U.K. Apologizes for Visa Letters Demanding Immigrants Submit a DNA Test
Posted October 26, 2018 3:36 p.m. EDT
LONDON — Britain’s home secretary has apologized to hundreds of immigrants who were illegally forced to provide DNA samples as part of a visa application process to settle in the country.
In a speech to Parliament on Thursday, the home secretary, Sajid Javid, said that an internal review had found that more than 400 immigrants — including relatives of Gurkha soldiers and of Afghan nationals who had served the British government — were sent letters demanding DNA tests to prove they were related to British citizens.
Those seeking visas to remain in Britain on the basis of a family relationship can choose to provide DNA evidence to support their application, but the provision is not mandatory by law.
“At the end of June, we became aware of some immigration cases where the provision of DNA evidence had been made a requirement, and it was not simply a request,” Javid said.
“Such demands are unacceptable,” he added. “Today, I want to take the opportunity to apologize to those affected by this practice.”
Javid said that the majority of cases involved had been part of a 2016 operation aimed at addressing fraud in some human rights applications for immigration. As part of the operation, seven people were denied the right to stay in Britain solely because of their failure to provide DNA evidence. Six more were refused on suitability grounds having also failed to provide DNA evidence, although that was not the sole reason.
“Regardless of the numbers of people that have been affected, one case is still one too many,” Javid said.
The latest revelation of wrongdoing by the Home Office comes after an immigration scandal that was exposed this year involving the wrongful detention and forced removal of many Caribbean immigrants known as the Windrush generation.
Many of those immigrants came to Britain after World War II on a British ship called the Empire Windrush and were granted citizenship and rights under the immigration act of 1971.

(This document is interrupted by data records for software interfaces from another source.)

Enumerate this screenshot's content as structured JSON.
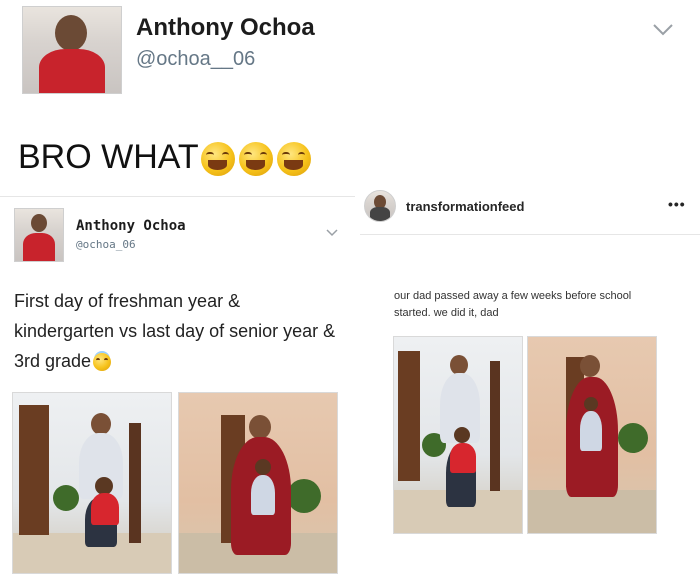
{
  "top_tweet": {
    "display_name": "Anthony Ochoa",
    "handle": "@ochoa__06",
    "text": "BRO WHAT",
    "emoji": [
      "joy-emoji",
      "joy-emoji",
      "joy-emoji"
    ]
  },
  "embedded_tweet": {
    "display_name": "Anthony Ochoa",
    "handle": "@ochoa_06",
    "text": "First day of freshman year & kindergarten vs last day of senior year & 3rd grade",
    "emoji": "innocent-emoji"
  },
  "instagram_post": {
    "account": "transformationfeed",
    "caption": "our dad passed away a few weeks before school started. we did it, dad"
  },
  "colors": {
    "text": "#1c1c1c",
    "handle": "#657786",
    "chevron": "#9aa0a6",
    "emoji": "#f6c21a"
  }
}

But after immigration laws were tightened in 2012 by Prime Minister Theresa May — then the home secretary — many immigrants from the Windrush generation struggled to prove their status because they had never been formally naturalized. The crisis threatened their access to health care, jobs and put them at risk of deportation. Some lost jobs and were, in fact, deported.

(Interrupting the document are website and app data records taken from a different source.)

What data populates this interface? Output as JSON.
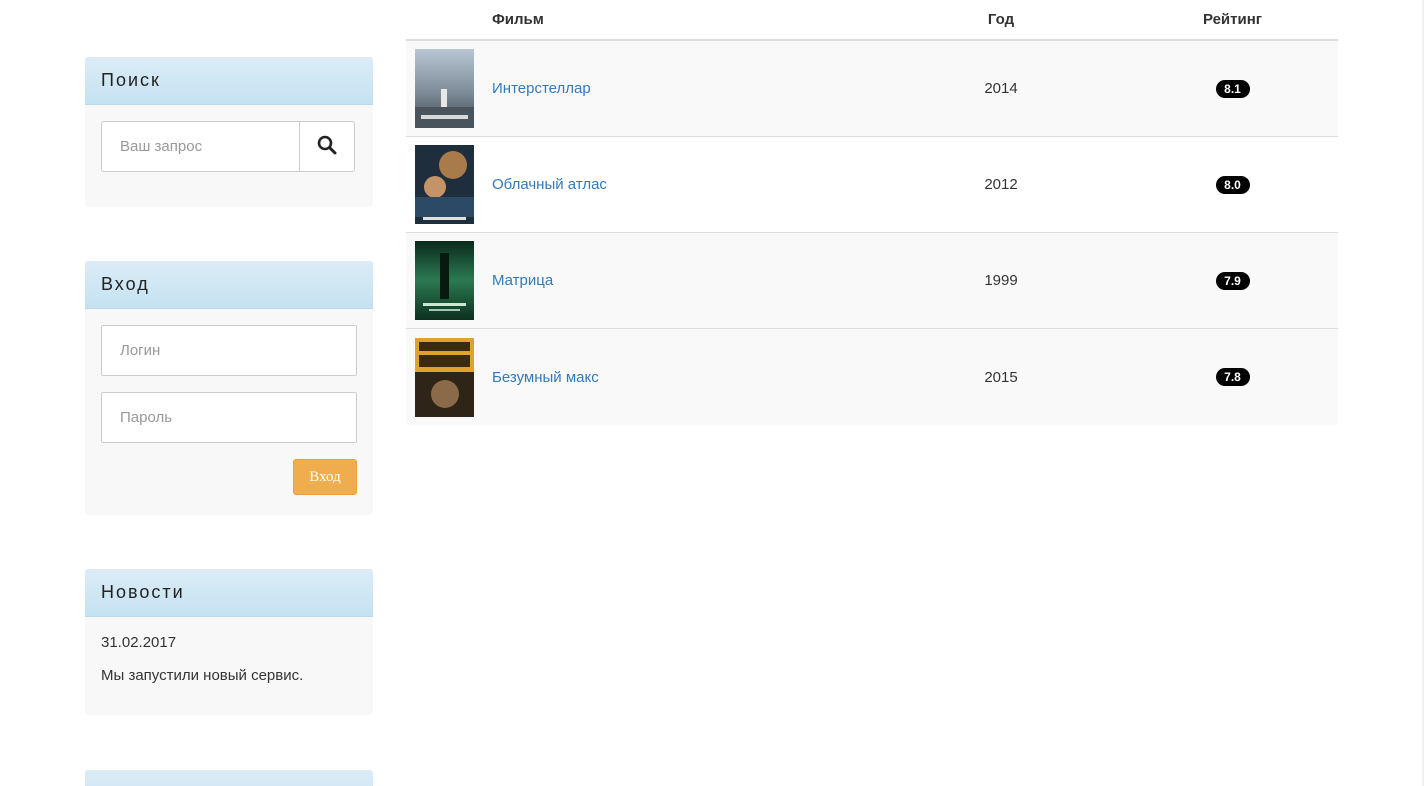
{
  "sidebar": {
    "search": {
      "title": "Поиск",
      "placeholder": "Ваш запрос",
      "button_icon": "search-icon"
    },
    "login": {
      "title": "Вход",
      "login_placeholder": "Логин",
      "password_placeholder": "Пароль",
      "submit_label": "Вход",
      "submit_color": "#f0ad4e"
    },
    "news": {
      "title": "Новости",
      "date": "31.02.2017",
      "text": "Мы запустили новый сервис."
    }
  },
  "films": {
    "headers": {
      "film": "Фильм",
      "year": "Год",
      "rating": "Рейтинг"
    },
    "rows": [
      {
        "title": "Интерстеллар",
        "year": "2014",
        "rating": "8.1",
        "poster_colors": [
          "#9fb3c4",
          "#5e6e7a"
        ]
      },
      {
        "title": "Облачный атлас",
        "year": "2012",
        "rating": "8.0",
        "poster_colors": [
          "#1d2d3c",
          "#a97a4a"
        ]
      },
      {
        "title": "Матрица",
        "year": "1999",
        "rating": "7.9",
        "poster_colors": [
          "#0f3a26",
          "#2e8a5a"
        ]
      },
      {
        "title": "Безумный макс",
        "year": "2015",
        "rating": "7.8",
        "poster_colors": [
          "#e0a22a",
          "#3a2a18"
        ]
      }
    ],
    "link_color": "#337ab7"
  }
}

The government has also apologized for the Windrush scandal.
Steve Valdez-Symonds, migrant rights program director in Britain for Amnesty International, said in a statement that the Home Office had “once again been exposed as being a law unto itself.”
“The home secretary needs to face up to the fact that problems in his department are systemic, chronic and deep-rooted,” he said.
Opposition politicians accused Home Office officials of continuing to carry out the government’s “hostile environment” policy.
Yvette Cooper, a Labour lawmaker and the chairwoman of the Home Affairs Select Committee in Parliament, said in a statement that the home secretary’s statement was “deeply troubling.”
“Coming after Windrush, it shows something going very wrong in the Home Office again,” she said. “A new wider review must be independent and should examine oversights failure and the impact of policies on the culture of Home Office operations.”